Some dogs with a soft bite are unlikely to harm unless someone worked hard to make them vicious, and others need extremely firm boundaries to keep them from getting too territorial. We each have a nature to us that needs to be worked with, not overruled. People around us can bring out the best in us, or the worst.
Dating apps typically ask a lot about appearances, religious and political affiliations, income, and hobbies. I never dive in for long, finding most bios focus on travel, working out, and food. Not that there’s anything wrong with those interests, but they’re not a good fit for me. But maybe these sites would work better if they focused on questions around what type of people we really are instead of what we’re interested in. We can have identical interests but not gel or have different interests but it just works. Instead, we can ask people directly instead of making hopeful assumptions:
How energetic are you? Do you need daily exercise with someone else, or are you okay if your partner’s energy is very different?
Do you prefer big parties or quiet evenings? Or, more specifically: How many big parties per year would be ideal for you ranging from 0 to 365?
How flexible is your schedule? Do you prefer spontaneous encounters or do you keep to a routine?
What is the time commitment for being with you? How much time is ideal to be with a partner in a week?
Can you tolerate noise well or do you prefer a quiet environment?
Do you need mental challenges to stay sane? Do you love or hate to debate issues?
Do you need a lot of toys, or are you more content with just one good one?

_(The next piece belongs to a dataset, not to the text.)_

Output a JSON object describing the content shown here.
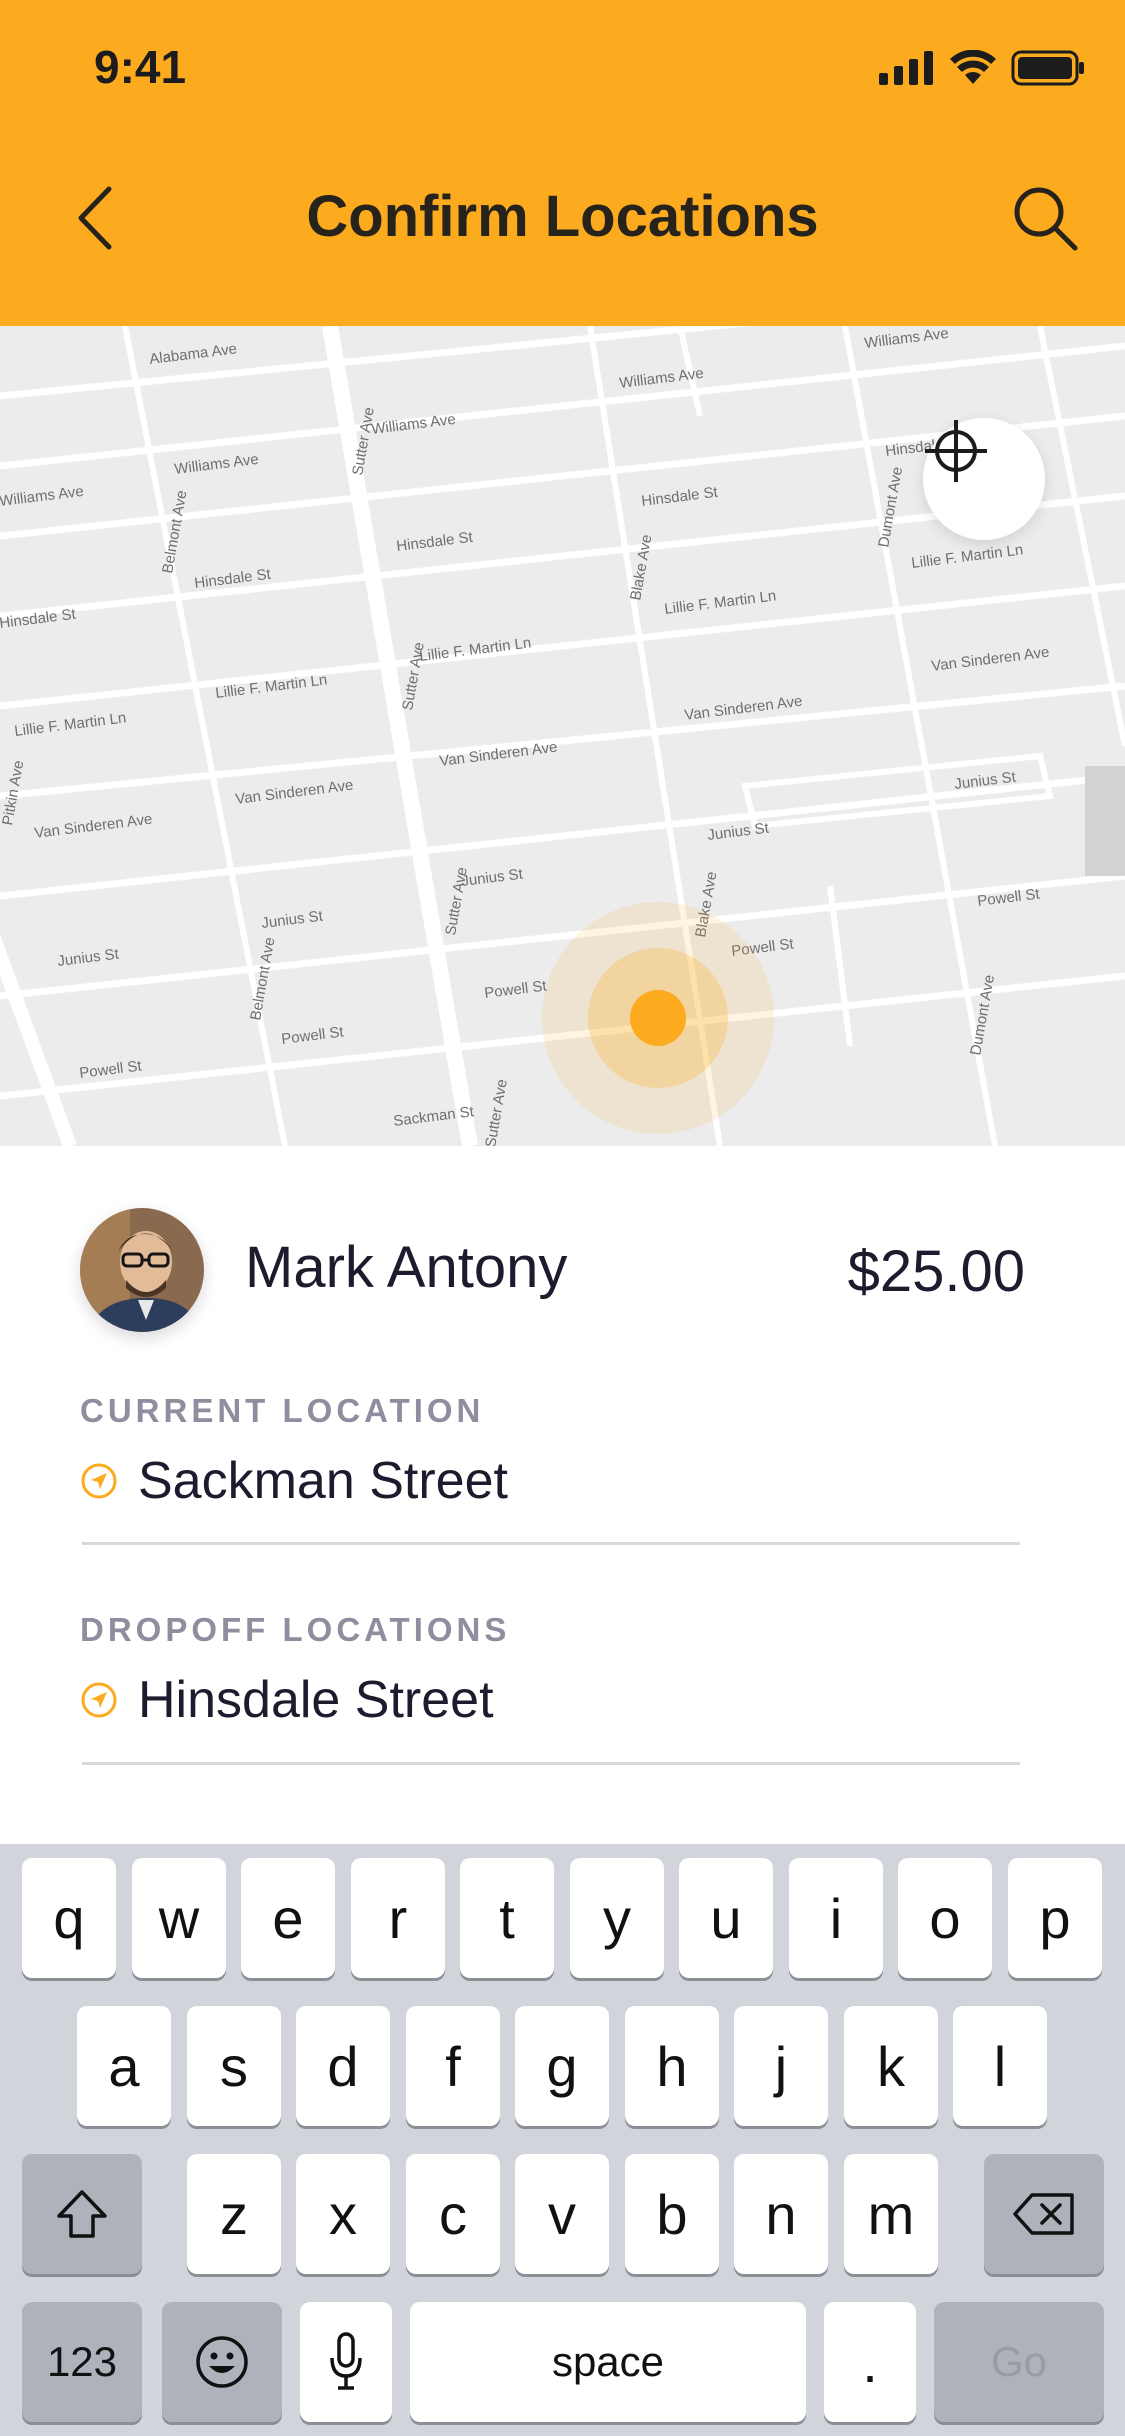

Do you need someone to play with you, or do you prefer to play alone or with someone nearby.
Do you regularly pick up your toys, or do you prefer to leave them scattered around because you’re still using them?
Do you like straightforward communication, or do you prefer messages couched in niceties?
Do you need a special diet, or will you eat just about anything? Can you be content eating the same thing every night?
Do you prefer to stay close to home, or will you need more variety in your setting?
Do you fit well in a cosy corner of the room, or do you need miles to roam?
Neurotic, quick to bark from under a table or calm enough to sleep through an intruder?
How territorial/protective are you (with people and with things)?
How hard is your bite?
But then, after all that, it still has to pass the sniff test in real life.
One of my dogs was super friendly with everyone and every dog we met, except for one. He hadn’t had a negative experience at all with this particular dog, but, out for a walk, I could tell when the enemy was nearby by the low growl and huffing from my dog as they’d turn the corner towards us. I learned a good life lesson from their dynamic. Sometimes people just won’t be that into you even if you’ve done nothing to cause their dislike. The chemistry’s just not right; move on.
And, some of us are rare breeds, too often misunderstood, maybe seeming a bit neurotic, but that’s just because we’re not living in an ideal environment. How many of us are in a situation that’s giving us mental health issues? Sometimes things are too noisy or quiet or bouncy or tedious for us to really thrive.
We might never be able to get to that perfectly balanced center of things, but we might be able to find a community of acceptance or someone out there to match our weirdness.